The trade confrontation affected not only the two countries but many others, especially given the fact that it occurred when the economic cycle approached the peak. While China wants to avoid a hard landing, Trump is willing to fulfil one of his main promises during his election campaign and cut the trade deficit. He needs to prevent a plunge in US economic growth and close an agreement, even not an ideal one.
The developments supported stock markets in mainland China the most. The CSI 300 index rose by 4% today, reaching the highest level since June 2018. It is showing bullish signs, rising by more than 23% from the January bottom. Meanwhile, RMB gained 0.4%, touching 7-month peak.
Increasing demand for risky assets positively influenced such AUD and NZD, which rose 0.3% each during the Asian session. Other currencies reacted more discreetly, with EUR, GBP, and JPY traded in very narrow ranges.
For reference, Theresa May’s decision to postpone the vote in parliament on her proposed Brexit agreement had almost no impact on GBP on Monday. The vote was scheduled for Wednesday, but May postponed into March 12. The likelihood of postponing Brexit is increasing day by day, and May is reportedly considering to delay it for 2 more months. GBP is likely to stay around $1.30 in the short term until the UK exits the EU.
Although politics remains the main driver of trading in financial markets, this week is rich in key economic data. After the US data on retail sales, orders for durable goods, sales in the secondary housing market and a few more reports were worse than expected, the markets will study the US GDP growth rate in Q4 which will be released on Thursday. The annual GDP growth is expected to decline to 2.4% from 3.4% seen in Q3. Given the negative developments in recent weeks, there GDP growth may be lower than expected.

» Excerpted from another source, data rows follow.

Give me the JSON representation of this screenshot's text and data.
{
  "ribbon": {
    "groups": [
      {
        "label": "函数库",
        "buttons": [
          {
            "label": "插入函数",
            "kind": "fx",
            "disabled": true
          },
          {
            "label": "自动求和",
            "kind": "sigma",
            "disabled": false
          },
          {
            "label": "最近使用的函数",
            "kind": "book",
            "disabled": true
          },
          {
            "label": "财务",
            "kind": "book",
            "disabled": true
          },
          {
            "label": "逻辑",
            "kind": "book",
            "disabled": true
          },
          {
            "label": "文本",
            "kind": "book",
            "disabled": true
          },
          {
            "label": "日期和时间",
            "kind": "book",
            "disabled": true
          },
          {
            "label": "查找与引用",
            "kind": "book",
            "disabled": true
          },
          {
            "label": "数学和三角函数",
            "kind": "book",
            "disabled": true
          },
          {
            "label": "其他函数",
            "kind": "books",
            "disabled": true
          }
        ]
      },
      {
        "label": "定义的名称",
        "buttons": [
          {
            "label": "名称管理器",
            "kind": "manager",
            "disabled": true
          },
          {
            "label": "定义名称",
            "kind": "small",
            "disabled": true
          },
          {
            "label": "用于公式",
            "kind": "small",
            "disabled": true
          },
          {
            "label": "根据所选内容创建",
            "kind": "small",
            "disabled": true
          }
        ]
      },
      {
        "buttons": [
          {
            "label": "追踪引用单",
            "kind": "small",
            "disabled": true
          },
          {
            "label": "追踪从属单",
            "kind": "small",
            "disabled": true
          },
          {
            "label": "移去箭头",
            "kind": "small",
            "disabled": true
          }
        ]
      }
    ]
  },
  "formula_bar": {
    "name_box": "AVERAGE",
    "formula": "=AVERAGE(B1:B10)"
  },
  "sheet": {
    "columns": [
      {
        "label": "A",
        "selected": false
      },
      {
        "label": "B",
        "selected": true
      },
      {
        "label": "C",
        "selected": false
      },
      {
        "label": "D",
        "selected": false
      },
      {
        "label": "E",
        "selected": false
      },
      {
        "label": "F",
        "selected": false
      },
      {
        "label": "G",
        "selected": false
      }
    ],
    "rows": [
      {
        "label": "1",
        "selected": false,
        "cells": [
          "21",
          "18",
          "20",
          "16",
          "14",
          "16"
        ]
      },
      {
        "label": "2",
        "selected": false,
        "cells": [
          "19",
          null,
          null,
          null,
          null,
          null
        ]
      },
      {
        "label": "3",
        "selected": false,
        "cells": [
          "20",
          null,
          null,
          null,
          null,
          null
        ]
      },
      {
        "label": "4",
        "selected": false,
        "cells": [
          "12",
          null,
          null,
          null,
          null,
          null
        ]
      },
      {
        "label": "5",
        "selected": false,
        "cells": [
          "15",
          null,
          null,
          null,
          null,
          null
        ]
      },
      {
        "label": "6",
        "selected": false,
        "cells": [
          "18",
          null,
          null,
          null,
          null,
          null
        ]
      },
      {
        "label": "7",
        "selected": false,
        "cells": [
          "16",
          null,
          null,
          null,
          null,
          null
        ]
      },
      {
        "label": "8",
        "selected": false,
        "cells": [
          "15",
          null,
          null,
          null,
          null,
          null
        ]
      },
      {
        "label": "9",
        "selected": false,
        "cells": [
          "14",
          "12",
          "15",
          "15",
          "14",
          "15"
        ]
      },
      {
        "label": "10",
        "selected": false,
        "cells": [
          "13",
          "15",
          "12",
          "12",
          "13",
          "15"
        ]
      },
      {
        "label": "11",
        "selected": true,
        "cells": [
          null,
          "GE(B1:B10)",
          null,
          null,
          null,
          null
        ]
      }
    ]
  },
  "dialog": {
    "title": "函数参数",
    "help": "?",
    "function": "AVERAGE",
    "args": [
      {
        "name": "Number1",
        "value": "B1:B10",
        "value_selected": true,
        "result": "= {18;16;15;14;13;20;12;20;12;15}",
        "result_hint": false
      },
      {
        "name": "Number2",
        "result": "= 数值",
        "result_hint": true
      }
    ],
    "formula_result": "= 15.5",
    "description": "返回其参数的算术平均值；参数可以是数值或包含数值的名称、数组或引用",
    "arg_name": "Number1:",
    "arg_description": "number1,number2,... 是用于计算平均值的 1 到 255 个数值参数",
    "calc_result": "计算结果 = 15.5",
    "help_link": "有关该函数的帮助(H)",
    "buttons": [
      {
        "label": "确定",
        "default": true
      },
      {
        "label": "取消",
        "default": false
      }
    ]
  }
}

The personal consumption expenditures price index (PCE), the Federal Reserve's preferred inflation indicator, and personal income data will be published on Friday.